THE TASK:
Filter the records below for the word "Home". Keep each line that has it.
╭─ MATERIALS PROVIDED
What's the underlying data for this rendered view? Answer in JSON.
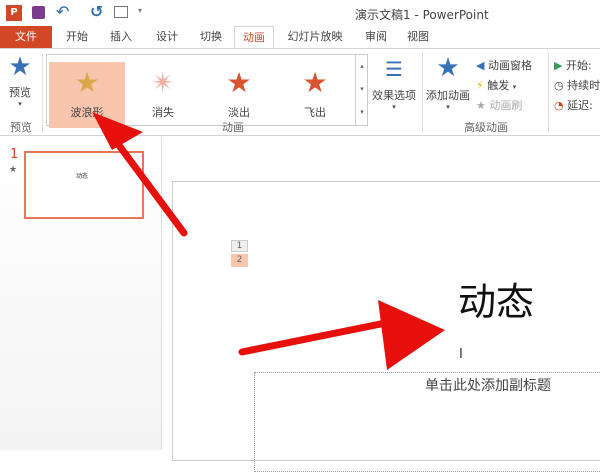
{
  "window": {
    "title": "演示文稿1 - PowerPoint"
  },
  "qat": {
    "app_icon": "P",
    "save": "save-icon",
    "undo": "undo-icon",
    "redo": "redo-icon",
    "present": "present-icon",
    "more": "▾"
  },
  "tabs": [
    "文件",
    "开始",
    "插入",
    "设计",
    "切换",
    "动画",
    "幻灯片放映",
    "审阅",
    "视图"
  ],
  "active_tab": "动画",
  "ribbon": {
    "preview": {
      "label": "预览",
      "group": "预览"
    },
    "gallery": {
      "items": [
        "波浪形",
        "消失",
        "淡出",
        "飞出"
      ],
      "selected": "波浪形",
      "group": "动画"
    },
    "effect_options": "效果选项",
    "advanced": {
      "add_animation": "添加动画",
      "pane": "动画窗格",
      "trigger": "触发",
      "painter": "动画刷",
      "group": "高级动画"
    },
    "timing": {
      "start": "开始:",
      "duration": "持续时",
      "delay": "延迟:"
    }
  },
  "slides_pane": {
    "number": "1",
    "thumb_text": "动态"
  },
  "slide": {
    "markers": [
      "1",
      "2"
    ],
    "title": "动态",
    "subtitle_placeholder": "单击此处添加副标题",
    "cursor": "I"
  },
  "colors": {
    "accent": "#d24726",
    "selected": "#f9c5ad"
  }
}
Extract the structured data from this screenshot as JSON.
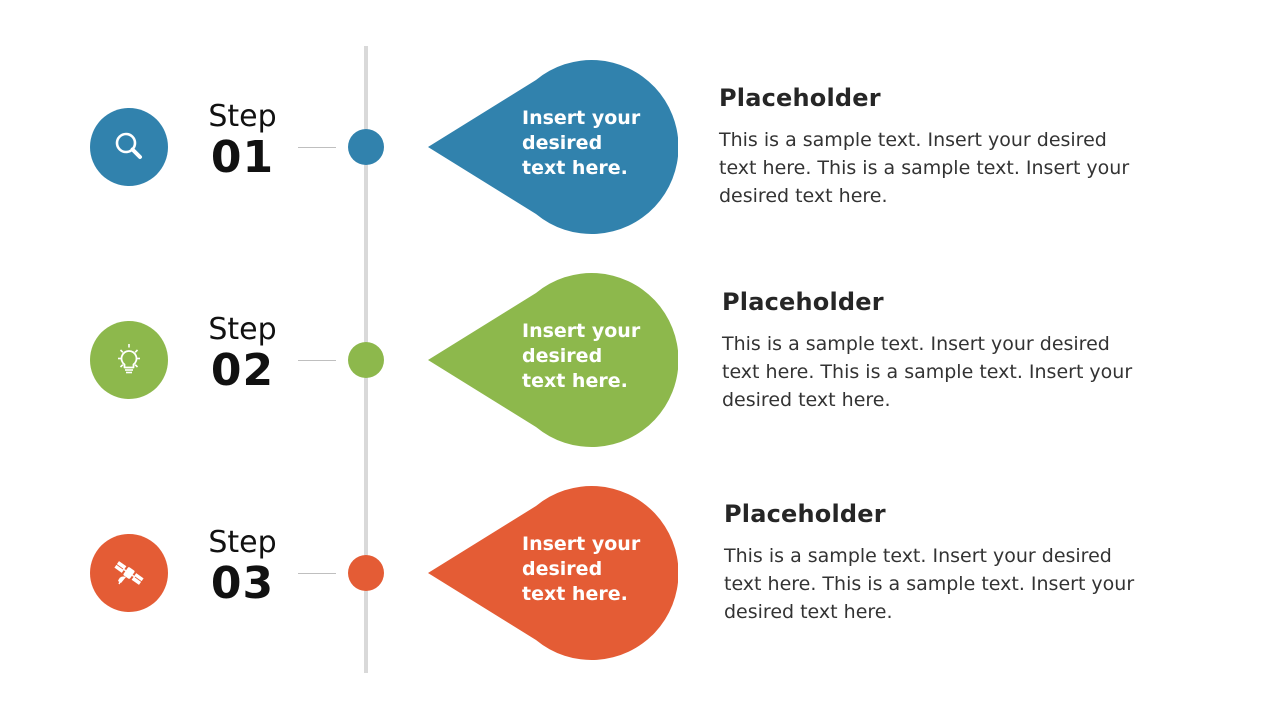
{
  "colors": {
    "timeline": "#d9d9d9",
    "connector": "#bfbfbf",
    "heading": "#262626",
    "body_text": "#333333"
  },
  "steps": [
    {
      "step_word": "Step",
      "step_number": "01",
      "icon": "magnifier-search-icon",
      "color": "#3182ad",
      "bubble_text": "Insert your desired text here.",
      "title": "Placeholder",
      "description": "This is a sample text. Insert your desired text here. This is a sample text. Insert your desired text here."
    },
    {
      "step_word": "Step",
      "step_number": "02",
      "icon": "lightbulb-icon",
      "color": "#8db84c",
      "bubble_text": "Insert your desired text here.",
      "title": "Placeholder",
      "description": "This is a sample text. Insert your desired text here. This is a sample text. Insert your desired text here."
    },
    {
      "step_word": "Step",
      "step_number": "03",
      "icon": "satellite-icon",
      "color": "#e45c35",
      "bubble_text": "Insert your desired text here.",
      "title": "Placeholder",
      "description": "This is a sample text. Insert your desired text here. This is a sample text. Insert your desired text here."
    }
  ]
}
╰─
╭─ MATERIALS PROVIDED
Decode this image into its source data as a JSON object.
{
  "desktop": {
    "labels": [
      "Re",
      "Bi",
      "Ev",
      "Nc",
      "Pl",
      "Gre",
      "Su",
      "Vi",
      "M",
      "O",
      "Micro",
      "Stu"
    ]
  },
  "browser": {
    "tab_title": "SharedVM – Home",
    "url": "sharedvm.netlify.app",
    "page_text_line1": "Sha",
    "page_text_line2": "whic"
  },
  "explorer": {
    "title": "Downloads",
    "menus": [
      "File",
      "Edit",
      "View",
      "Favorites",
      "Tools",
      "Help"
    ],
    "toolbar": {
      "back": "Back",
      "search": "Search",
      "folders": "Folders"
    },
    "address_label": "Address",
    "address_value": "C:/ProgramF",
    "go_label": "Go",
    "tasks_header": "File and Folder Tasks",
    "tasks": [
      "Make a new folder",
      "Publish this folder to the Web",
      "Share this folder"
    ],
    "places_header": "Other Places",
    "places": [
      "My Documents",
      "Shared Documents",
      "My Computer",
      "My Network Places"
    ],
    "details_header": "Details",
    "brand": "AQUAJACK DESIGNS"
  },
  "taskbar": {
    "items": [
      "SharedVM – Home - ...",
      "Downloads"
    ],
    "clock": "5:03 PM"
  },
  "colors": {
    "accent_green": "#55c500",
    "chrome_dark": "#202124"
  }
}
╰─
REPLY TO THE EXERCISE:
    "tab_title": "SharedVM – Home",
      "SharedVM – Home - ...",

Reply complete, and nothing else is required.